--- SUPPLIED ENTRIES ---

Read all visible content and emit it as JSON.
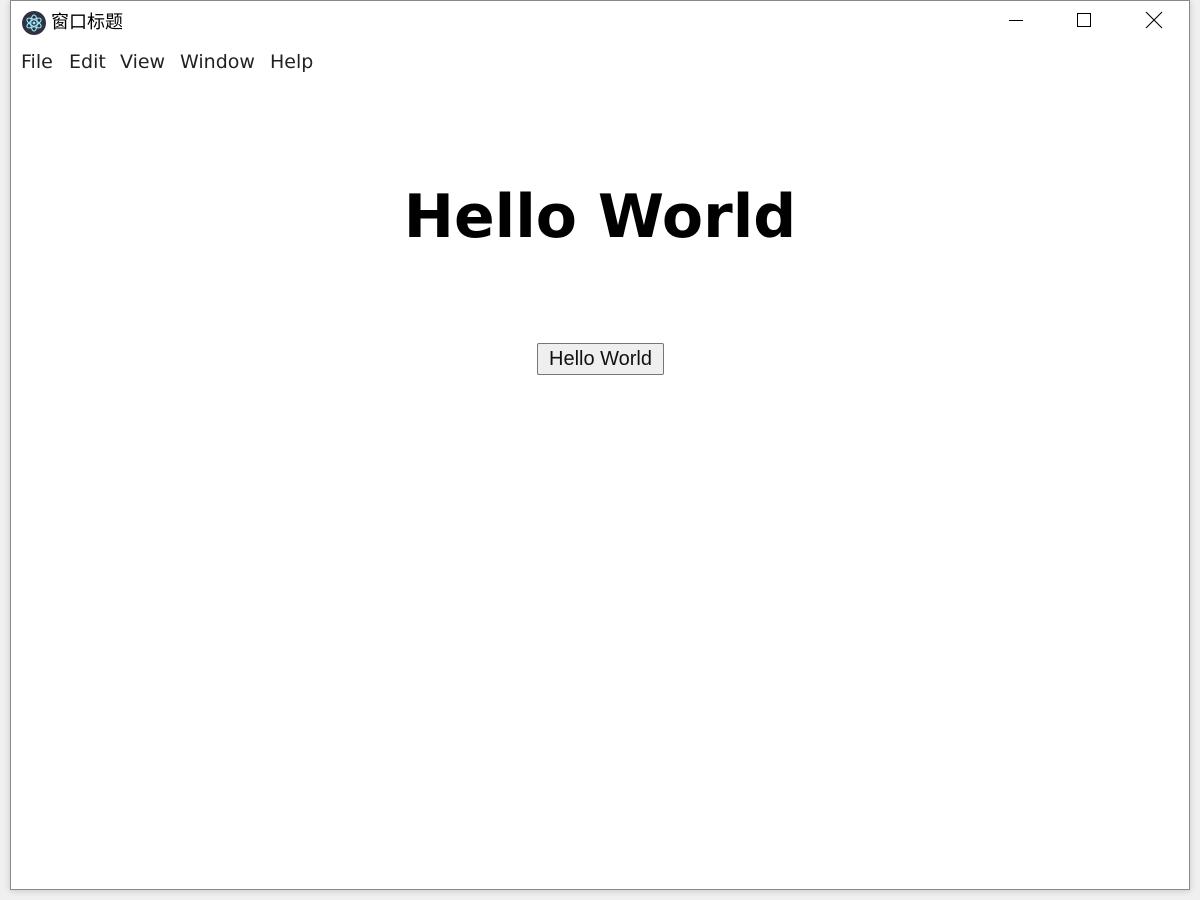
{
  "window": {
    "title": "窗口标题"
  },
  "icons": {
    "app": "electron-atom-icon",
    "minimize": "minimize-icon",
    "maximize": "maximize-icon",
    "close": "close-icon"
  },
  "menubar": {
    "items": [
      {
        "label": "File"
      },
      {
        "label": "Edit"
      },
      {
        "label": "View"
      },
      {
        "label": "Window"
      },
      {
        "label": "Help"
      }
    ]
  },
  "main": {
    "heading": "Hello World",
    "button_label": "Hello World"
  },
  "colors": {
    "window_background": "#ffffff",
    "app_icon": "#2f3241",
    "app_icon_accent": "#9feaf9"
  }
}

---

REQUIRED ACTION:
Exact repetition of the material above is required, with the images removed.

WRITTEN REPLY:
Read all visible content and emit it as JSON.
{
  "window": {
    "title": "窗口标题"
  },
  "icons": {
    "app": "electron-atom-icon",
    "minimize": "minimize-icon",
    "maximize": "maximize-icon",
    "close": "close-icon"
  },
  "menubar": {
    "items": [
      {
        "label": "File"
      },
      {
        "label": "Edit"
      },
      {
        "label": "View"
      },
      {
        "label": "Window"
      },
      {
        "label": "Help"
      }
    ]
  },
  "main": {
    "heading": "Hello World",
    "button_label": "Hello World"
  },
  "colors": {
    "window_background": "#ffffff",
    "app_icon": "#2f3241",
    "app_icon_accent": "#9feaf9"
  }
}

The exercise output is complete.